In 1975, the president of Intel, Gordon Moore, estimated that the number of transistors in Integrated Circuit would double every two years.  This came to be known as Moore’s law which was proven to be correct for 37 years.  So, between 1975 and 2012, the number of transistors in an integrated circuit doubled eighteen times to about 250,000 times what was possible in 1975.  So, our electronic devices became smaller and smaller and had more and more capability.  This eventually led to cell phones and laptop computers which weren’t even conceived in 1975.  It has amazed even those very familiar with the industry.  It has impacted our day to day lives in many ways.  Today, many cannot even conceive what life would be like without a cell phone.

After Jesus rose from the dead, the news of the Resurrection drove the growth of the church for almost three hundred years.  During this time, Christianity grew from a thousand or so in 33 AD to about ten million by the year 312 when Constantine made it the official church of the Roman empire.  Much like Moore’s law regarding semiconductors, this phenomenal growth meant that the number of Christians doubled about every twenty years for almost 300 years, going from 1000 to 10 million.  And this growth occurred during times when its leaders were being martyred and Christians couldn’t even meet in public.

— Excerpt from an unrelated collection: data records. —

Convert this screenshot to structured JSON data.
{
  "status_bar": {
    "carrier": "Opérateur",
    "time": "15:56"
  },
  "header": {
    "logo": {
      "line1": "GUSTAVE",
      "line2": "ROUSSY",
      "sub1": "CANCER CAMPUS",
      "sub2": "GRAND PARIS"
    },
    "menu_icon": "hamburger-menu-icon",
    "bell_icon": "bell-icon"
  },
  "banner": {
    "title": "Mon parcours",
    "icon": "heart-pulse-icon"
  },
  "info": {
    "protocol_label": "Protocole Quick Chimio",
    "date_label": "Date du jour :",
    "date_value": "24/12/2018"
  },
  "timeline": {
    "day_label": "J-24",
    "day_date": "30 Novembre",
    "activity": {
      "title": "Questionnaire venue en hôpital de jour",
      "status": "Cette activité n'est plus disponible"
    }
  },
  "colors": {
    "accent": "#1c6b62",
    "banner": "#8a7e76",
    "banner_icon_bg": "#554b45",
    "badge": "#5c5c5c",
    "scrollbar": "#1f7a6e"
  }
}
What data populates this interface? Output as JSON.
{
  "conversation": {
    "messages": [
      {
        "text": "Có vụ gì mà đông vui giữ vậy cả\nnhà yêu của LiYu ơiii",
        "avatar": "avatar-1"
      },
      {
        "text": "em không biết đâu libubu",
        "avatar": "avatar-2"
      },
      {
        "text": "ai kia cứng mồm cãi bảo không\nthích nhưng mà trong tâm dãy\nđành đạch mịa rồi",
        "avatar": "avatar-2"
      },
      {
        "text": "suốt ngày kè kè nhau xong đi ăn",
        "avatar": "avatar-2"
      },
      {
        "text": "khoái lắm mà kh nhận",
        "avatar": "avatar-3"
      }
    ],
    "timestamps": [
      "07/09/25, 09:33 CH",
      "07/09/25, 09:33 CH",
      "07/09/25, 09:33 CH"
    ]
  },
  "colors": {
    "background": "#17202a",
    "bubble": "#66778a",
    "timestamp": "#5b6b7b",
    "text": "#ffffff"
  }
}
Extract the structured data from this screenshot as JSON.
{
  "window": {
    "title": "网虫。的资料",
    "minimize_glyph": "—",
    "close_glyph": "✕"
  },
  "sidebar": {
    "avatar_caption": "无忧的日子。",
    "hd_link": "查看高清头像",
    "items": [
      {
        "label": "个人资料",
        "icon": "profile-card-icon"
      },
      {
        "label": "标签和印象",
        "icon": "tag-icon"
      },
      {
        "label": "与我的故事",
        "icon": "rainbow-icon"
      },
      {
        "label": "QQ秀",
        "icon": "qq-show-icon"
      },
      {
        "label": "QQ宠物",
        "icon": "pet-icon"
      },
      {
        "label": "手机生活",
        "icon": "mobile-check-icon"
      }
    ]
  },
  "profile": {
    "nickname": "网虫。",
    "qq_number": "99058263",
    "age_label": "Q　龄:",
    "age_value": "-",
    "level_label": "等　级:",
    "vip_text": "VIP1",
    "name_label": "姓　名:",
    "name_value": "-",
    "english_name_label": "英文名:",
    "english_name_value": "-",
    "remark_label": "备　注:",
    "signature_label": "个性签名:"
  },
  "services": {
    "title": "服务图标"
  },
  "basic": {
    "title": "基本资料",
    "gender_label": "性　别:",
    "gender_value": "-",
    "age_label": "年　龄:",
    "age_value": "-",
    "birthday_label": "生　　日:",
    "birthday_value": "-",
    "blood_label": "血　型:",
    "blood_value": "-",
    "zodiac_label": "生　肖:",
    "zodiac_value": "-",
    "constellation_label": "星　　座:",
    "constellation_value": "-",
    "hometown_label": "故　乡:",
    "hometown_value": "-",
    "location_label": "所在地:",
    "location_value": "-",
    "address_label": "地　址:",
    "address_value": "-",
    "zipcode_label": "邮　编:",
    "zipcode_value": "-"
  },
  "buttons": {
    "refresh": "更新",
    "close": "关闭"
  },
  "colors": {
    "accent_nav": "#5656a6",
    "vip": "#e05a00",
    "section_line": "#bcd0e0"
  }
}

On Holy Saturday, the Wall Street Journal ran a two-page article titled: “The Easter Effect.”   It said: “The first Christians were baffled by what they called “the Resurrection”.  Their struggle to understand it brought about a revolution in their way of life and astonishing success for their faith.”  That article asks: “How did this happen?  How did a ragtag band of nobodies from the far edges of the Mediterranean world become such a dominant force?”  The article attributes it to their belief in the Resurrection and to their witnesses.
In today’s Gospel, when Jesus appeared to his disciples, we see a fragmented group of believers with no plan, no promise, no program, no youth ministry, no social justice committee, and no buildings.  Frightened and disturbed, they were locked up in the upper room.
This terrified little band huddled in the corner of a room had only one thing going for it: the risen Christ.  In the final analysis, this is a story about how the risen Christ pushed open the bolted door of a church with nothing.  The risen Christ enters the fearful chambers and fills the place with his own life and simply asks his disciples:  Got anything to eat?
The gospel is convincing and reassuring. It is convincing because it shows ordinary people behaving just the way we do. We too know of the promises God has made down through the centuries. We know how those promises were kept. But owing to our human frailty and lack of faith, we still do not put our full trust in God’s promises. Like the disciples, we still approach the promise of eternal life with questions and troubled hearts, perhaps even terrified at times. 
What would we have done if we had been there in the first century and heard this news directly from one of his disciples?  Would we have believed?  Would we have been one of the Jews and Gentiles who became Christian?   Is Jesus resurrection old news to us?  Are we no longer shocked and baffled by it?   
As a Christian community of believers that have experienced the risen Lord, we are not to sit around locked in our churches feeling warm and cozy.  In today’s readings and at Eucharist, we can experience our own personal “Easter effect” when we meet the risen Lord. Like the disciples, we have him here with us through the scriptures and in the breaking of the bread. 
Like the early Christians, we can convincingly tell everyone that we believe in the resurrection of Jesus.  It should be easier for us to spread the faith today than it was for them.  Our world is hungry for the truth, just as it was in the time of Jesus. 
Many of us are very blessed to have had our faith passed down to us through many generations.  But, though this process, we might have lost the wonder and the amazement of our faith.  Today, as you receive the risen Jesus in the Eucharist, I would encourage you to meditate on what you are receiving.  Be amazed when you receive the risen Christ.  Ask him to help you on your journey towards eternal life.